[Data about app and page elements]
::::
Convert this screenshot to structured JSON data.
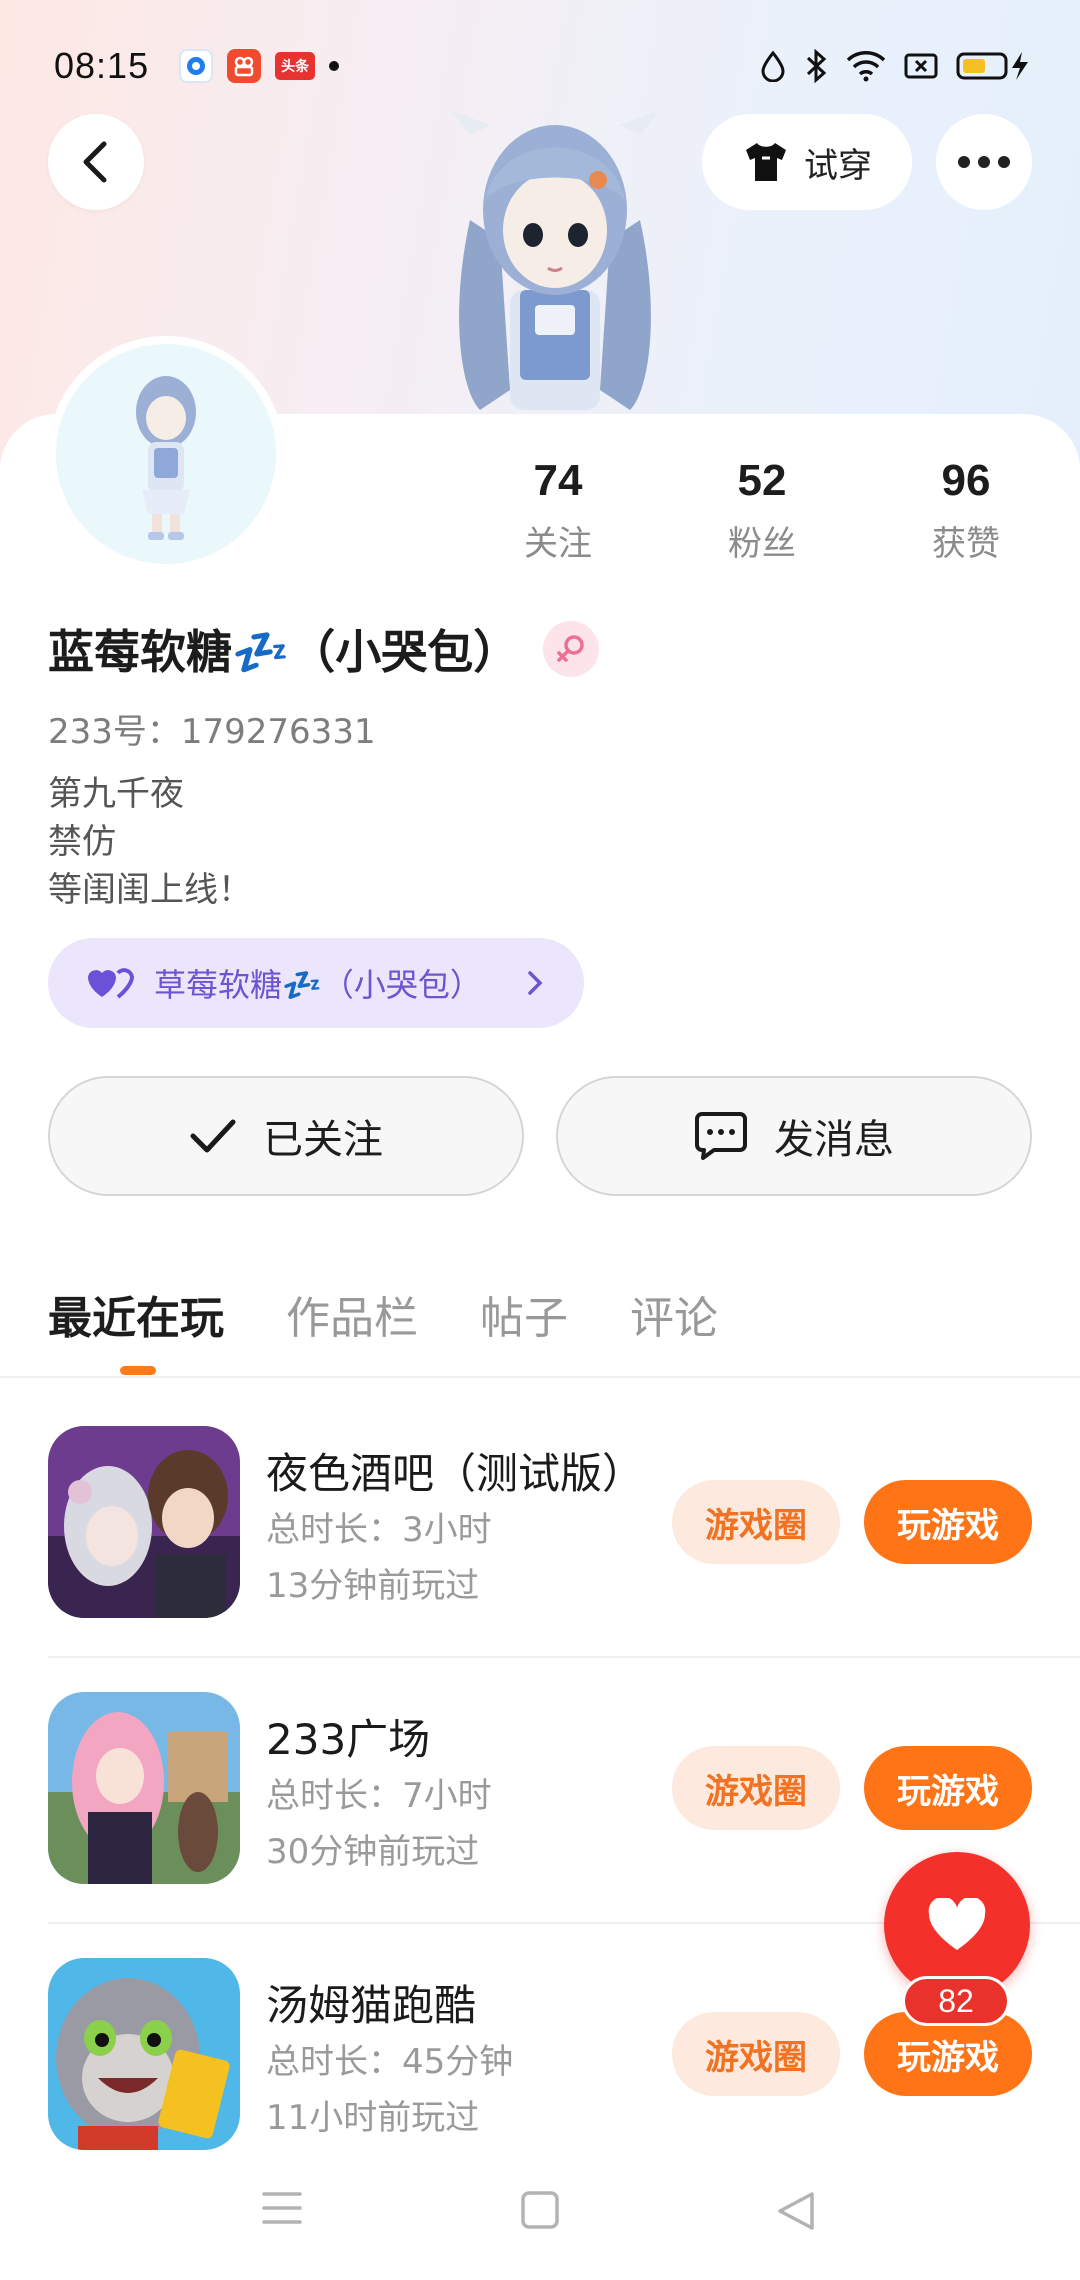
{
  "status_bar": {
    "time": "08:15",
    "app2_label": "",
    "app3_label": "头条"
  },
  "header": {
    "tryon_label": "试穿"
  },
  "profile": {
    "stats": [
      {
        "value": "74",
        "label": "关注"
      },
      {
        "value": "52",
        "label": "粉丝"
      },
      {
        "value": "96",
        "label": "获赞"
      }
    ],
    "nickname": "蓝莓软糖💤（小哭包）",
    "uid": "233号：179276331",
    "bio": [
      "第九千夜",
      "禁仿",
      "等闺闺上线！"
    ],
    "cp_label": "草莓软糖💤（小哭包）"
  },
  "actions": {
    "follow_label": "已关注",
    "message_label": "发消息"
  },
  "tabs": [
    {
      "label": "最近在玩",
      "active": true
    },
    {
      "label": "作品栏",
      "active": false
    },
    {
      "label": "帖子",
      "active": false
    },
    {
      "label": "评论",
      "active": false
    }
  ],
  "games": [
    {
      "name": "夜色酒吧（测试版）",
      "duration": "总时长：3小时",
      "last_played": "13分钟前玩过",
      "circle_label": "游戏圈",
      "play_label": "玩游戏"
    },
    {
      "name": "233广场",
      "duration": "总时长：7小时",
      "last_played": "30分钟前玩过",
      "circle_label": "游戏圈",
      "play_label": "玩游戏"
    },
    {
      "name": "汤姆猫跑酷",
      "duration": "总时长：45分钟",
      "last_played": "11小时前玩过",
      "circle_label": "游戏圈",
      "play_label": "玩游戏"
    }
  ],
  "fab": {
    "like_count": "82"
  },
  "colors": {
    "accent_orange": "#ff7416",
    "circle_bg": "#fde9dd",
    "cp_purple": "#6b55d1",
    "like_red": "#f4302a"
  }
}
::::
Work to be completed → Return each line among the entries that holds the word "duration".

Exercise result →
      "duration": "总时长：3小时",
      "duration": "总时长：7小时",
      "duration": "总时长：45分钟",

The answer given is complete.